- [WHAT THE EXERCISE ASKS] Retype all entries exactly, skipping pictures.

- [Stored entries]
##############################
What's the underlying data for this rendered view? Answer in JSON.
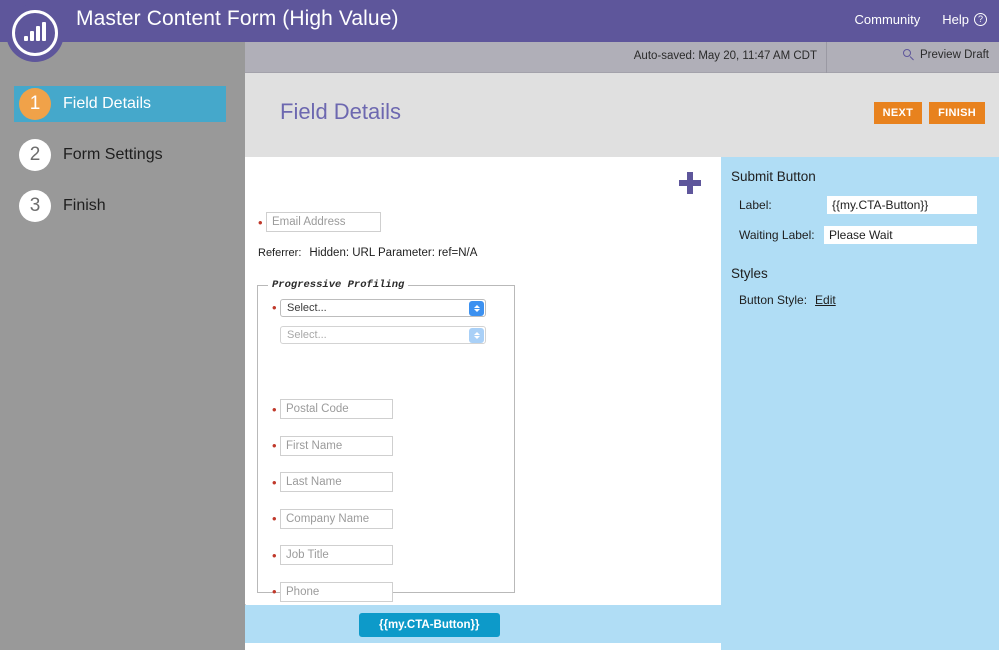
{
  "header": {
    "logo_icon": "marketo-bars-logo",
    "title": "Master Content Form (High Value)",
    "community_label": "Community",
    "help_label": "Help",
    "help_icon": "question-circle-icon",
    "brand_color": "#5e569b"
  },
  "toolbar": {
    "autosave_text": "Auto-saved: May 20, 11:47 AM CDT",
    "preview_label": "Preview Draft",
    "preview_icon": "magnifier-icon"
  },
  "sidebar": {
    "steps": [
      {
        "number": "1",
        "label": "Field Details",
        "active": true
      },
      {
        "number": "2",
        "label": "Form Settings",
        "active": false
      },
      {
        "number": "3",
        "label": "Finish",
        "active": false
      }
    ],
    "active_color": "#45a8cb",
    "active_badge_color": "#f0a249"
  },
  "content_header": {
    "title": "Field Details",
    "next_label": "NEXT",
    "finish_label": "FINISH",
    "button_color": "#e8821e"
  },
  "canvas": {
    "add_field_icon": "plus-icon",
    "required_marker": "•",
    "email_field": {
      "placeholder": "Email Address",
      "required": true
    },
    "referrer": {
      "label": "Referrer:",
      "value": "Hidden: URL Parameter: ref=N/A"
    },
    "fieldset": {
      "legend": "Progressive Profiling",
      "selects": [
        {
          "value": "Select...",
          "required": true,
          "disabled": false
        },
        {
          "value": "Select...",
          "required": false,
          "disabled": true
        }
      ],
      "fields": [
        {
          "placeholder": "Postal Code",
          "required": true
        },
        {
          "placeholder": "First Name",
          "required": true
        },
        {
          "placeholder": "Last Name",
          "required": true
        },
        {
          "placeholder": "Company Name",
          "required": true
        },
        {
          "placeholder": "Job Title",
          "required": true
        },
        {
          "placeholder": "Phone",
          "required": true
        }
      ]
    },
    "submit_button_label": "{{my.CTA-Button}}",
    "submit_button_color": "#0d9ac9",
    "strip_color": "#b0ddf5"
  },
  "settings_panel": {
    "section_submit": "Submit Button",
    "label_field_label": "Label:",
    "label_field_value": "{{my.CTA-Button}}",
    "waiting_field_label": "Waiting Label:",
    "waiting_field_value": "Please Wait",
    "section_styles": "Styles",
    "button_style_label": "Button Style:",
    "button_style_link": "Edit",
    "panel_color": "#b0ddf5"
  }
}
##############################
- [FINAL ANSWER]
What's the underlying data for this rendered view? Answer in JSON.
{
  "header": {
    "logo_icon": "marketo-bars-logo",
    "title": "Master Content Form (High Value)",
    "community_label": "Community",
    "help_label": "Help",
    "help_icon": "question-circle-icon",
    "brand_color": "#5e569b"
  },
  "toolbar": {
    "autosave_text": "Auto-saved: May 20, 11:47 AM CDT",
    "preview_label": "Preview Draft",
    "preview_icon": "magnifier-icon"
  },
  "sidebar": {
    "steps": [
      {
        "number": "1",
        "label": "Field Details",
        "active": true
      },
      {
        "number": "2",
        "label": "Form Settings",
        "active": false
      },
      {
        "number": "3",
        "label": "Finish",
        "active": false
      }
    ],
    "active_color": "#45a8cb",
    "active_badge_color": "#f0a249"
  },
  "content_header": {
    "title": "Field Details",
    "next_label": "NEXT",
    "finish_label": "FINISH",
    "button_color": "#e8821e"
  },
  "canvas": {
    "add_field_icon": "plus-icon",
    "required_marker": "•",
    "email_field": {
      "placeholder": "Email Address",
      "required": true
    },
    "referrer": {
      "label": "Referrer:",
      "value": "Hidden: URL Parameter: ref=N/A"
    },
    "fieldset": {
      "legend": "Progressive Profiling",
      "selects": [
        {
          "value": "Select...",
          "required": true,
          "disabled": false
        },
        {
          "value": "Select...",
          "required": false,
          "disabled": true
        }
      ],
      "fields": [
        {
          "placeholder": "Postal Code",
          "required": true
        },
        {
          "placeholder": "First Name",
          "required": true
        },
        {
          "placeholder": "Last Name",
          "required": true
        },
        {
          "placeholder": "Company Name",
          "required": true
        },
        {
          "placeholder": "Job Title",
          "required": true
        },
        {
          "placeholder": "Phone",
          "required": true
        }
      ]
    },
    "submit_button_label": "{{my.CTA-Button}}",
    "submit_button_color": "#0d9ac9",
    "strip_color": "#b0ddf5"
  },
  "settings_panel": {
    "section_submit": "Submit Button",
    "label_field_label": "Label:",
    "label_field_value": "{{my.CTA-Button}}",
    "waiting_field_label": "Waiting Label:",
    "waiting_field_value": "Please Wait",
    "section_styles": "Styles",
    "button_style_label": "Button Style:",
    "button_style_link": "Edit",
    "panel_color": "#b0ddf5"
  }
}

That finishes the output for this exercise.